The data:
▶
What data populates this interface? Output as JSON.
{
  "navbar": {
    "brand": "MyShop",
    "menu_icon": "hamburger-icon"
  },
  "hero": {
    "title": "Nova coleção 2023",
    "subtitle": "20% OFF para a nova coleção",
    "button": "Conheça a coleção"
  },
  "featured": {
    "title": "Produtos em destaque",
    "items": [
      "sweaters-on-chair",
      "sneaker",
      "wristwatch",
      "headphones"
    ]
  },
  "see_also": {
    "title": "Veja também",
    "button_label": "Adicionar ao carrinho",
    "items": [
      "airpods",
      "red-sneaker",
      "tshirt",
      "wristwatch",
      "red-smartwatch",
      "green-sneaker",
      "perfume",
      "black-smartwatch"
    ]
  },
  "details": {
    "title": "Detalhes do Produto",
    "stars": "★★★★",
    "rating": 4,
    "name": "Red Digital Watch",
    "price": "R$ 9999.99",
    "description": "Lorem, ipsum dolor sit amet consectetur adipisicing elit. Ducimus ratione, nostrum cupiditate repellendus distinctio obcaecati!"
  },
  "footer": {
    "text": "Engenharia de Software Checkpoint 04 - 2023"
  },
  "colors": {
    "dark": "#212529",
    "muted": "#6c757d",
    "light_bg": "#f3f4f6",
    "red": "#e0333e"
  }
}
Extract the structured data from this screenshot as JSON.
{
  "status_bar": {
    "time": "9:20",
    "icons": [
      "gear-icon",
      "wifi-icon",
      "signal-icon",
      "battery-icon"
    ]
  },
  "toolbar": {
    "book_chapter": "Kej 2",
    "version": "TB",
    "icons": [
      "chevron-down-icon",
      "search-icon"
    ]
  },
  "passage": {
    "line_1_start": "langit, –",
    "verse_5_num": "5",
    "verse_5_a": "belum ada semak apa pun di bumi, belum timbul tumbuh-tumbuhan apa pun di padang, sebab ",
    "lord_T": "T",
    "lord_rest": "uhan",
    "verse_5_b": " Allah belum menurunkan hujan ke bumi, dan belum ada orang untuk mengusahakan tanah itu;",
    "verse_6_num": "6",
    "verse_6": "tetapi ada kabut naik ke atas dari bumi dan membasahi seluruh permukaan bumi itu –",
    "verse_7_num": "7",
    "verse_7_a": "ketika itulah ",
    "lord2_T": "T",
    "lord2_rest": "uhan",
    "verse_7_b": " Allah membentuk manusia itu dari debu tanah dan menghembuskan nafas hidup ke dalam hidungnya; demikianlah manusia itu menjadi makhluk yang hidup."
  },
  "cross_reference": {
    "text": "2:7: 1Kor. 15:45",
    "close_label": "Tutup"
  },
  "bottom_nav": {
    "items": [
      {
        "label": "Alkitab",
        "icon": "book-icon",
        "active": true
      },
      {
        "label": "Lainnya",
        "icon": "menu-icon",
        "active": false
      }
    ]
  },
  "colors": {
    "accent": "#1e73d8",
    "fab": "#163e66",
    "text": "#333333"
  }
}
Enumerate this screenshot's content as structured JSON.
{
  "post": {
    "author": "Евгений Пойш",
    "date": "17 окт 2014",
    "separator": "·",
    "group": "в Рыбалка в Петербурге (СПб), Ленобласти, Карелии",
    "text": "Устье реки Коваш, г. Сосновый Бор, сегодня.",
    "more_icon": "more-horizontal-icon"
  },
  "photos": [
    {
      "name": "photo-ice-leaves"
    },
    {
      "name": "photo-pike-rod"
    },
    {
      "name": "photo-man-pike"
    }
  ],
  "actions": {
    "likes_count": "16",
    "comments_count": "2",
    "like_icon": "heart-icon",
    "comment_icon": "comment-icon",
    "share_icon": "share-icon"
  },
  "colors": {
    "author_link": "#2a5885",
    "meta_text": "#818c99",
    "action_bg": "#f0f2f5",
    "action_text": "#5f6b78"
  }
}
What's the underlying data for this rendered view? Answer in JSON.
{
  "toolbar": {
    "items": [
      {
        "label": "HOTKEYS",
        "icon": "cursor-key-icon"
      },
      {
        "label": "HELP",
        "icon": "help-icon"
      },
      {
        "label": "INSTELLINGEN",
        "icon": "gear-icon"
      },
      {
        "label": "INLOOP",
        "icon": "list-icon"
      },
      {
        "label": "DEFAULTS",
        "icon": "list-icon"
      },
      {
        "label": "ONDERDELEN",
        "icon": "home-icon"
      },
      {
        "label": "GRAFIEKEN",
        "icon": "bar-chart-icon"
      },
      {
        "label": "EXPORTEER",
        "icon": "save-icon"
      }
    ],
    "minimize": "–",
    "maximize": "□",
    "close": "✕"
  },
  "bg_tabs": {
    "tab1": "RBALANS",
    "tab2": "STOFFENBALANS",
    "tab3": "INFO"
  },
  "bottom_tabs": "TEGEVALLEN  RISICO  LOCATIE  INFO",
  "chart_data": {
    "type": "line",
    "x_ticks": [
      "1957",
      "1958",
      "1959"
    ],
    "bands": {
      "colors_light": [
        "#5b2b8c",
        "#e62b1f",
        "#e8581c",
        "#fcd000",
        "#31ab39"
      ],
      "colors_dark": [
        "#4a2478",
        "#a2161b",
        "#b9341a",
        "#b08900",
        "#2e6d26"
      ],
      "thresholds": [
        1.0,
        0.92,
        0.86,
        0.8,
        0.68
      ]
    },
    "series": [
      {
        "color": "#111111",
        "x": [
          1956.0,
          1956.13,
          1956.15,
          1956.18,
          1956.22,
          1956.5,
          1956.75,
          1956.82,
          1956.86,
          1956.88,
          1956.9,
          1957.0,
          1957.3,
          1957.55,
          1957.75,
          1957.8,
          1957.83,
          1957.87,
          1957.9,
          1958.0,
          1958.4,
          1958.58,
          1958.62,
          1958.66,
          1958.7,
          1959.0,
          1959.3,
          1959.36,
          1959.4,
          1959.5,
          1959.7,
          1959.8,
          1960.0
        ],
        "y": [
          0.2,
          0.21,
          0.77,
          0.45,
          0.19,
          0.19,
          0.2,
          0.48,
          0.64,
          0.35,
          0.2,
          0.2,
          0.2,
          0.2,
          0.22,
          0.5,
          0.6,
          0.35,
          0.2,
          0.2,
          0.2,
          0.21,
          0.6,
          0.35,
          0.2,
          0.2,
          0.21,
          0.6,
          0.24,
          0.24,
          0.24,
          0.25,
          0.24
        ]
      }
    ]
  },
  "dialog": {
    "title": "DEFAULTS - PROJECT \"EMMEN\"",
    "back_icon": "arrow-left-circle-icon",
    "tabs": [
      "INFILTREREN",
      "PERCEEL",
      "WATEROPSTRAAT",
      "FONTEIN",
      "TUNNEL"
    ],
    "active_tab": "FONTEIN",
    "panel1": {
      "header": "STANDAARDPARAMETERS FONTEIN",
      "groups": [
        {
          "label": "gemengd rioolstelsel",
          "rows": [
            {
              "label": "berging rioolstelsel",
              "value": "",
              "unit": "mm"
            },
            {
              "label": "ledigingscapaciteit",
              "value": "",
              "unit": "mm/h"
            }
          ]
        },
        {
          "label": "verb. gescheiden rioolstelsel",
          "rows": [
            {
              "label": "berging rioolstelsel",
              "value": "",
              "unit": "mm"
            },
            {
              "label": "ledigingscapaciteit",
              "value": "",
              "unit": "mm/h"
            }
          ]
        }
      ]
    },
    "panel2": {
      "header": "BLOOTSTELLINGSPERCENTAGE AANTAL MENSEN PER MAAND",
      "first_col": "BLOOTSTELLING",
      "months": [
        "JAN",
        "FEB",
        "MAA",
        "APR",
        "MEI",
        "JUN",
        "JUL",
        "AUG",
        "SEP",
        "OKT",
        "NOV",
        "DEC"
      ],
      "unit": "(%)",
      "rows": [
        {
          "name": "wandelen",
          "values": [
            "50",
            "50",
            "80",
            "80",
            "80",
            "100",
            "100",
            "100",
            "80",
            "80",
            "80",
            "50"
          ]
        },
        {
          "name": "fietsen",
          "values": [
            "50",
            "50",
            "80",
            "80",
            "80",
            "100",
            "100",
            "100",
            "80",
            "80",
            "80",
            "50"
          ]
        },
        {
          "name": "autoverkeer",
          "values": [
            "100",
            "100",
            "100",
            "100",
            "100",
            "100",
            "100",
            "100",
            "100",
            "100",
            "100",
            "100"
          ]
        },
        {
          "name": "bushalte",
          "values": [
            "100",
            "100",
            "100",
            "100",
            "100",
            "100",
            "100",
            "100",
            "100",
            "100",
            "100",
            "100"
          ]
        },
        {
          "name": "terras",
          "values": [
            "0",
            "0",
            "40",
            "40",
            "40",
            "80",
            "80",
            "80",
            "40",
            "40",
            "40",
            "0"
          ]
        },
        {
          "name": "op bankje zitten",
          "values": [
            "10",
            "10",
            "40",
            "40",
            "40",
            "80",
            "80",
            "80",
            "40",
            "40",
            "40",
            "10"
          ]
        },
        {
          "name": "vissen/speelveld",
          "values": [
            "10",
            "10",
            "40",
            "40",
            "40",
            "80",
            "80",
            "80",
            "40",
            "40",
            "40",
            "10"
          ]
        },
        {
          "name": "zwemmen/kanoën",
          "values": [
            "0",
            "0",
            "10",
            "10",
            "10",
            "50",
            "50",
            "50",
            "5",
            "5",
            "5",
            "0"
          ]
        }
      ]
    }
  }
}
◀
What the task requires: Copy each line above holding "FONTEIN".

Task response:
      "FONTEIN",
    "active_tab": "FONTEIN",
      "header": "STANDAARDPARAMETERS FONTEIN",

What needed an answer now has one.